My son’s arm hurts even after just a few throws. What can I do to help him?
The overhand throwing motion is not a natural body movement so the correct throwing mechanics are essential to prevent soreness and arm injury. At a young age, parents should have ball players throwing mechanics analyzed by a knowledgeable throwing coach. Rarely, should kids get a sore arm if their throwing mechanics are sound, unless over used as pitchers. The other reason for sore arms is simply a lack of strength around the elbow and shoulder muscles. An age appropriate strengthening program will usually eliminate the soreness.
My son can’t throw strikes, how can I help him?
People realize that hitting is timing the ball but fail to realize that pitching requires a great amount of timing, too. When pitchers have good throwing mechanics and still cannot throw consistent strikes, they should slow down their motion until they reach their balance position at knee lift, and practice focusing on the target instead of the hitter. Most youth hitters rush when the game adrenaline begins to flow and lose focus.
My son is scared of the ball on defense? How can I get them to overcome their fear?
I am a big proponent of teaching fielding with a much softer ball when kids are young (ages 7 -12). This type ball allows kids time to learn to catch the ball in the correct manner without the pain associated with being struck by a hard ball.
Jack Perconte has dedicated his post-major league baseball career to helping youth. He has taught baseball and softball for the past 27 years. His playing, coaching, and parenting stories help create better experiences for athletes and parents. Jack has written over a thousand articles on coaching baseball and youth sports. Jack is the author of “The Making of a Hitter” and “Raising an Athlete.” His third book “Creating a Season to Remember” is in the works.
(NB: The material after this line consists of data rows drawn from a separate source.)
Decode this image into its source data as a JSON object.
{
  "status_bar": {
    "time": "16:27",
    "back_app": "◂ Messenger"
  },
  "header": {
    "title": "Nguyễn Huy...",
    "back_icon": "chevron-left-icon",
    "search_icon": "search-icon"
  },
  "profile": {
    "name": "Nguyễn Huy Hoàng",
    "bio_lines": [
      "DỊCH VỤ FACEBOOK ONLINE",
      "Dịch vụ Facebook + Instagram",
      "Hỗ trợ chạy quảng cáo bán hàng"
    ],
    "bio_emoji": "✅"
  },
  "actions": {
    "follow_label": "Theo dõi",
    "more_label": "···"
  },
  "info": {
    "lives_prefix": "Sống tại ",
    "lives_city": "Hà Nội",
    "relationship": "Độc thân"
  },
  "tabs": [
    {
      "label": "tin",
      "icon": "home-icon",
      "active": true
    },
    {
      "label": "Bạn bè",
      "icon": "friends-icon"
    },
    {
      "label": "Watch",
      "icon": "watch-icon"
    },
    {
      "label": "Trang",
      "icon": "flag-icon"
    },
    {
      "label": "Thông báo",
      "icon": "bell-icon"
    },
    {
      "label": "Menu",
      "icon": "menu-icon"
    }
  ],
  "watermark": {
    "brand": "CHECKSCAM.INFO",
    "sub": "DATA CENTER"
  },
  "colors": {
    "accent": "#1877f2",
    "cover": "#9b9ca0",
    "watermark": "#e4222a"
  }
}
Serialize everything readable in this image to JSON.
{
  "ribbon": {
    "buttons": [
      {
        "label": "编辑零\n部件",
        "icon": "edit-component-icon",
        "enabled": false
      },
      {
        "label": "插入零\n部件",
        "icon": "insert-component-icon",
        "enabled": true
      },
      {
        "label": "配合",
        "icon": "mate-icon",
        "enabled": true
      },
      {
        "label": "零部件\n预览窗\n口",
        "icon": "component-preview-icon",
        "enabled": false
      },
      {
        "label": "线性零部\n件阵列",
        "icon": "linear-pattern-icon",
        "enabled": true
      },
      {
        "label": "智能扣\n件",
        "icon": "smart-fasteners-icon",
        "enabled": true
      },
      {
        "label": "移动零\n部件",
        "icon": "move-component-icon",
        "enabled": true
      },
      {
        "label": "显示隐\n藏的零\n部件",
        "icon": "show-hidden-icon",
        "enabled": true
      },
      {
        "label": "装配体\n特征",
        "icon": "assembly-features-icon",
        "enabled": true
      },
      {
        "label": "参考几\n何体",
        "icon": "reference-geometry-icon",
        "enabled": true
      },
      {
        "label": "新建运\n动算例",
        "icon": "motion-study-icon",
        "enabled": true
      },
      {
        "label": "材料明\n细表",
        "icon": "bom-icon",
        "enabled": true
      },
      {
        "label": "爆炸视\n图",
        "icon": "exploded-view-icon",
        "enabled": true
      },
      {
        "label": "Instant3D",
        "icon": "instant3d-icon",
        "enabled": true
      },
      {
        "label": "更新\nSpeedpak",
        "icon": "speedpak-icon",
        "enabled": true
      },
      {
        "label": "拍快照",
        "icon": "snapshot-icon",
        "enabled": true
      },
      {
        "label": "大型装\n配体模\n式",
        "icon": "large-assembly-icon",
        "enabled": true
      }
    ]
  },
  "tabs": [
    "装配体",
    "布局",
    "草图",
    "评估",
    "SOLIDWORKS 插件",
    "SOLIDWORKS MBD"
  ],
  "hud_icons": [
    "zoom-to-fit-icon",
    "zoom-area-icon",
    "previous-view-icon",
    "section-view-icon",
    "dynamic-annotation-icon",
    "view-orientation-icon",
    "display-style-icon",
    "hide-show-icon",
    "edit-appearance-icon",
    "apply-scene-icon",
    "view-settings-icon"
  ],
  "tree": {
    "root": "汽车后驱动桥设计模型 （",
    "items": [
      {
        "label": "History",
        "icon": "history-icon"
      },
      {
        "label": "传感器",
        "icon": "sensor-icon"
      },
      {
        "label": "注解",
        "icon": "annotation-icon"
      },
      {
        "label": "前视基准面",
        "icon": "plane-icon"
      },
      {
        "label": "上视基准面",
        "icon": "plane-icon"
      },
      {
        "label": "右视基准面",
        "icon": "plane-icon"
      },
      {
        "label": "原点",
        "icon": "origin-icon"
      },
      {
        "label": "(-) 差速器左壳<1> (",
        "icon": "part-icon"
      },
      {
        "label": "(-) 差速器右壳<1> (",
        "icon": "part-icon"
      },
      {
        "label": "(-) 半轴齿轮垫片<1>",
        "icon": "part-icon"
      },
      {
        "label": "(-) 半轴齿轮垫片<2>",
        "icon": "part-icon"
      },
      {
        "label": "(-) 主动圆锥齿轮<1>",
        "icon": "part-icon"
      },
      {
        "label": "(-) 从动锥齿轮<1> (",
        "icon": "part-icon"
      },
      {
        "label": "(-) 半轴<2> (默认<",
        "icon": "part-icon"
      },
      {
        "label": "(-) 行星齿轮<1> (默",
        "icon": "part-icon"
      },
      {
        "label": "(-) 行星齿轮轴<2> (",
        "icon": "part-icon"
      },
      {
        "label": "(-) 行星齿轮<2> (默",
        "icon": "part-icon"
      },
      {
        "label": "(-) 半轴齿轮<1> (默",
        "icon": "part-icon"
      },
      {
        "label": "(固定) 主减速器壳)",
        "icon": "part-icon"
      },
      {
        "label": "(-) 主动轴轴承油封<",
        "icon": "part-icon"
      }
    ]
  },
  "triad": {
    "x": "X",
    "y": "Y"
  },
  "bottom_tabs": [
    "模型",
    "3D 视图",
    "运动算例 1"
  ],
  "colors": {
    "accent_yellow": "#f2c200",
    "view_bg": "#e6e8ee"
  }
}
Jack is a featured writer for Baseball the Magazine. You can also find Jack Perconte at YouTube with over 80 fun and innovative baseball instructional videos.